As a visitor to our National Forest, you will find many areas where you can enjoy and explore nature's creations. These areas encompass not only timberlands, but mountains, hills, and lakes. Your exploration of the forest may also bring opportunities to encounter some of our diverse wildlife. However, in the large and diverse lands that are covered by our forest there are hazards that can present challenges to your safety. The following sections highlight some of the challenges you may encounter and offer suggestions on how you can recreate more safely in your great outdoors.
It is vitally important for forest visitors to understand that hazardous trees may be present anywhere on the national forest. Visitors are encouraged to take a hard look at their surroundings when recreating throughout the forest, and especially when selecting a campsite. Hazardous trees are not always readily apparent, but some obvious indicators of dangerous trees include damage to roots, branches or trunk; insect infestations; leaning trees; or dead trees. These types of trees are especially hazardous when the wind is blowing.

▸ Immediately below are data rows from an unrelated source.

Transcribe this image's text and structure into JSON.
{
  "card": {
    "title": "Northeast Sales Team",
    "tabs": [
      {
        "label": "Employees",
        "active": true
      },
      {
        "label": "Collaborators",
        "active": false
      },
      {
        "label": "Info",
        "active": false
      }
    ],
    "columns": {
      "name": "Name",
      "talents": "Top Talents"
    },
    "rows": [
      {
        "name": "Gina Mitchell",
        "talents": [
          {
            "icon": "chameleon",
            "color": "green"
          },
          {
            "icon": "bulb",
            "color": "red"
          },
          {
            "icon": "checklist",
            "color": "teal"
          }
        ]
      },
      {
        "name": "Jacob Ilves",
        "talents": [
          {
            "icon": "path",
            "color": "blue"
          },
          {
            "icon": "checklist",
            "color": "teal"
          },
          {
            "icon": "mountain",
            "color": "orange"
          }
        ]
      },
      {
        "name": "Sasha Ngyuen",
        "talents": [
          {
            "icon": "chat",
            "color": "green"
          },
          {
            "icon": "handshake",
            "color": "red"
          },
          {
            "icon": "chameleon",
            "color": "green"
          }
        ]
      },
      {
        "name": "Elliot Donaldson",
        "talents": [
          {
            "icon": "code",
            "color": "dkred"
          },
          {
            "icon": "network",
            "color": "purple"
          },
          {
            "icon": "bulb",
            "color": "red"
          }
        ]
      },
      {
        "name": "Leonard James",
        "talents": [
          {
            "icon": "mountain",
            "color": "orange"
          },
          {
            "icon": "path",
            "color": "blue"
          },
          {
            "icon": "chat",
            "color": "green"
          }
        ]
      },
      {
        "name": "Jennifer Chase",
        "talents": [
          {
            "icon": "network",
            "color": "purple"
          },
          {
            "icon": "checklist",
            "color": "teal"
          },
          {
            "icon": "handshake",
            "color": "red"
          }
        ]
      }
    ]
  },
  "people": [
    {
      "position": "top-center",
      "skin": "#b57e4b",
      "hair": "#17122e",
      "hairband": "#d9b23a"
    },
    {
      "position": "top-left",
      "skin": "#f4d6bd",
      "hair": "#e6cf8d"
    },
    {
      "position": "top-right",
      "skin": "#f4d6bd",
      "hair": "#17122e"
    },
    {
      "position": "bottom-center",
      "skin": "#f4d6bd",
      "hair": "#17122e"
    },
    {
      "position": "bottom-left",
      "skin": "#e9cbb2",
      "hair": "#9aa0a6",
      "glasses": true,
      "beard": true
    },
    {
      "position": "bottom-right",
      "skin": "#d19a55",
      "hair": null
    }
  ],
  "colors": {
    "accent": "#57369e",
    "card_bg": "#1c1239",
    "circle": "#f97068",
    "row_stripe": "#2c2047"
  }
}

How to make travel through the Idaho Panhandle as safe as possible. Details on road types, traffic rules, and some driving safety tips.

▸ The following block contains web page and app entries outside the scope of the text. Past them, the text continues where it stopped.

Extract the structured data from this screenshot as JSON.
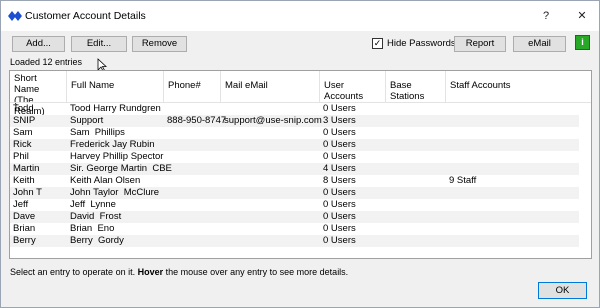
{
  "window": {
    "title": "Customer Account Details",
    "help_glyph": "?",
    "close_glyph": "✕"
  },
  "toolbar": {
    "add_label": "Add...",
    "edit_label": "Edit...",
    "remove_label": "Remove",
    "hide_passwords_label": "Hide Passwords",
    "hide_passwords_checked": true,
    "report_label": "Report",
    "email_label": "eMail",
    "green_button_label": "i"
  },
  "status": {
    "loaded": "Loaded 12 entries"
  },
  "table": {
    "columns": [
      "Short Name\n(The Realm)",
      "Full Name",
      "Phone#",
      "Mail eMail",
      "User Accounts",
      "Base Stations",
      "Staff Accounts"
    ],
    "rows": [
      [
        "Todd",
        "Tood Harry Rundgren",
        "",
        "",
        "0 Users",
        "",
        ""
      ],
      [
        "SNIP",
        "Support",
        "888-950-8747",
        "support@use-snip.com",
        "3 Users",
        "",
        ""
      ],
      [
        "Sam",
        "Sam  Phillips",
        "",
        "",
        "0 Users",
        "",
        ""
      ],
      [
        "Rick",
        "Frederick Jay Rubin",
        "",
        "",
        "0 Users",
        "",
        ""
      ],
      [
        "Phil",
        "Harvey Phillip Spector",
        "",
        "",
        "0 Users",
        "",
        ""
      ],
      [
        "Martin",
        "Sir. George Martin  CBE",
        "",
        "",
        "4 Users",
        "",
        ""
      ],
      [
        "Keith",
        "Keith Alan Olsen",
        "",
        "",
        "8 Users",
        "",
        "9 Staff"
      ],
      [
        "John T",
        "John Taylor  McClure",
        "",
        "",
        "0 Users",
        "",
        ""
      ],
      [
        "Jeff",
        "Jeff  Lynne",
        "",
        "",
        "0 Users",
        "",
        ""
      ],
      [
        "Dave",
        "David  Frost",
        "",
        "",
        "0 Users",
        "",
        ""
      ],
      [
        "Brian",
        "Brian  Eno",
        "",
        "",
        "0 Users",
        "",
        ""
      ],
      [
        "Berry",
        "Berry  Gordy",
        "",
        "",
        "0 Users",
        "",
        ""
      ]
    ]
  },
  "footer": {
    "hint_prefix": "Select an entry to operate on it. ",
    "hint_bold": "Hover",
    "hint_suffix": " the mouse over any entry to see more details.",
    "ok_label": "OK"
  },
  "colors": {
    "app_icon": "#1f4fd1",
    "green_button": "#27a827",
    "alt_row": "#f2f2f2"
  }
}
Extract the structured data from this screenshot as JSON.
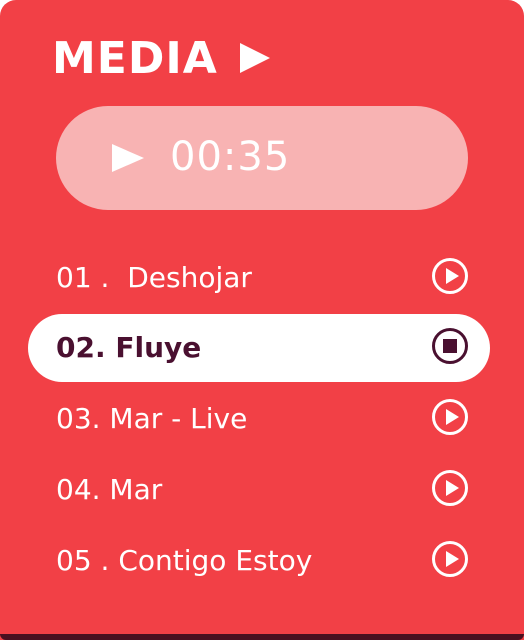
{
  "header": {
    "title": "MEDIA",
    "title_icon": "play-arrow-icon"
  },
  "player": {
    "icon": "play-icon",
    "time": "00:35"
  },
  "tracks": [
    {
      "label": "01 .  Deshojar",
      "state": "play",
      "icon": "play-circle-icon"
    },
    {
      "label": "02. Fluye",
      "state": "stop",
      "icon": "stop-circle-icon",
      "active": true
    },
    {
      "label": "03. Mar - Live",
      "state": "play",
      "icon": "play-circle-icon"
    },
    {
      "label": "04. Mar",
      "state": "play",
      "icon": "play-circle-icon"
    },
    {
      "label": "05 . Contigo Estoy",
      "state": "play",
      "icon": "play-circle-icon"
    }
  ],
  "colors": {
    "background": "#f24046",
    "pill": "#f8b3b3",
    "active_row": "#ffffff",
    "active_text": "#4a1030"
  }
}
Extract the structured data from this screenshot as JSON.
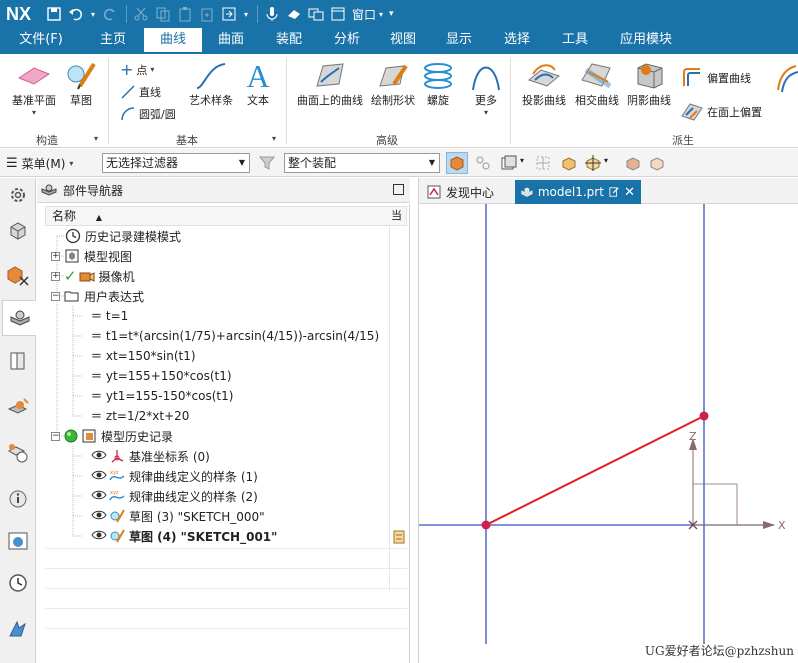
{
  "app": {
    "logo": "NX",
    "window_menu": "窗口"
  },
  "menu_tabs": [
    "文件(F)",
    "主页",
    "曲线",
    "曲面",
    "装配",
    "分析",
    "视图",
    "显示",
    "选择",
    "工具",
    "应用模块"
  ],
  "active_tab": "曲线",
  "ribbon": {
    "datum_plane": "基准平面",
    "sketch": "草图",
    "point": "点",
    "line": "直线",
    "arc_circle": "圆弧/圆",
    "studio_spline": "艺术样条",
    "text": "文本",
    "curve_on_surface": "曲面上的曲线",
    "sketch_shape": "绘制形状",
    "helix": "螺旋",
    "more": "更多",
    "project_curve": "投影曲线",
    "intersect_curve": "相交曲线",
    "shadow_curve": "阴影曲线",
    "offset_curve": "偏置曲线",
    "offset_on_face": "在面上偏置",
    "groups": {
      "construct": "构造",
      "basic": "基本",
      "advanced": "高级",
      "derived": "派生"
    }
  },
  "toolbar": {
    "menu": "菜单(M)",
    "filter": "无选择过滤器",
    "assembly": "整个装配"
  },
  "navigator": {
    "title": "部件导航器",
    "column": "名称",
    "column_right": "当",
    "rows": [
      {
        "label": "历史记录建模模式"
      },
      {
        "label": "模型视图"
      },
      {
        "label": "摄像机"
      },
      {
        "label": "用户表达式"
      },
      {
        "label": "t=1"
      },
      {
        "label": "t1=t*(arcsin(1/75)+arcsin(4/15))-arcsin(4/15)"
      },
      {
        "label": "xt=150*sin(t1)"
      },
      {
        "label": "yt=155+150*cos(t1)"
      },
      {
        "label": "yt1=155-150*cos(t1)"
      },
      {
        "label": "zt=1/2*xt+20"
      },
      {
        "label": "模型历史记录"
      },
      {
        "label": "基准坐标系 (0)"
      },
      {
        "label": "规律曲线定义的样条 (1)"
      },
      {
        "label": "规律曲线定义的样条 (2)"
      },
      {
        "label": "草图 (3) \"SKETCH_000\""
      },
      {
        "label": "草图 (4) \"SKETCH_001\""
      }
    ]
  },
  "graphics": {
    "tabs": [
      "发现中心",
      "model1.prt"
    ],
    "axis_x": "X",
    "axis_z": "Z",
    "colors": {
      "curve": "#e02020",
      "guide": "#3a4fc8",
      "point": "#d0204a"
    }
  },
  "watermark": "UG爱好者论坛@pzhzshun"
}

Prescribed fire on the Idaho Panhandle National Forests is used to provide a variety of benefits including reduced risk of catastrophic wildfire and improved forest health. This link provides information on planned fires and related safety.

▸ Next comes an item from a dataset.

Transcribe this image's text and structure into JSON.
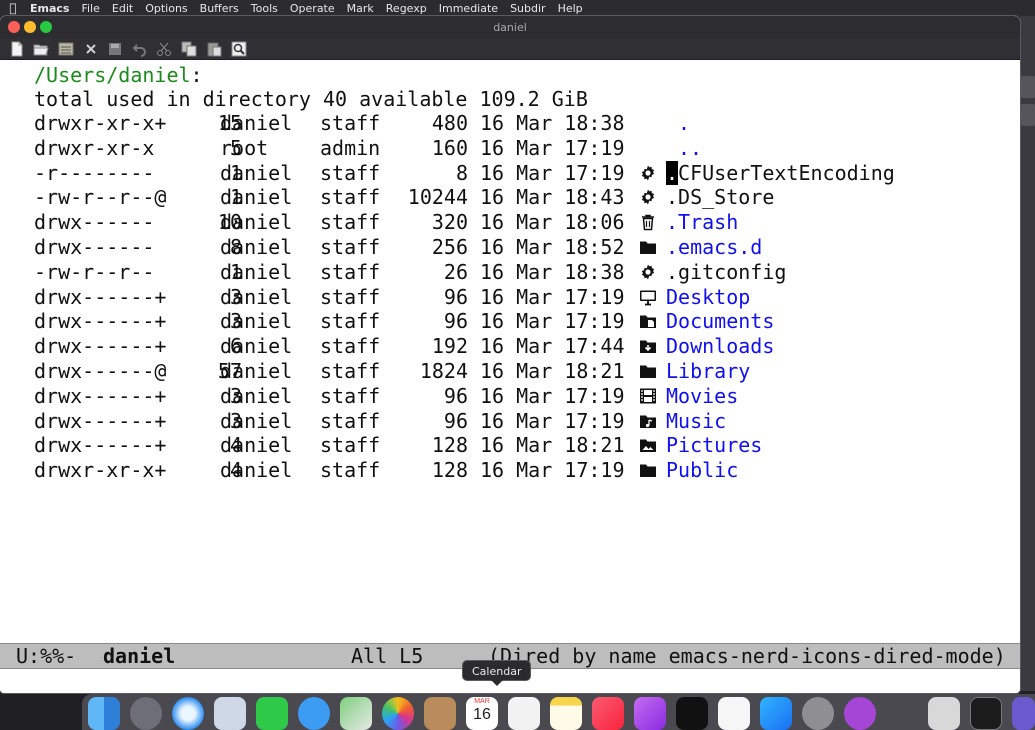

Backcountry streams and lakes, although clear and clean in appearance, often harbor a hidden danger. Giardiasis can cause extreme discomfort, and can persist for many months.
How to avoid attracting bears, hiking safely in bear country, and what to do if you encounter a bear.
Provides access to the latest backcountry conditions report, information on avalanche awareness workshops, and links to other avalanche websites
A new food storage order enacted in October 2011 requires food storage practices on the Bonners Ferry, Priest Lake, and portions of the Sandpoint Ranger District to reduce the potential for human-wildlife conflicts.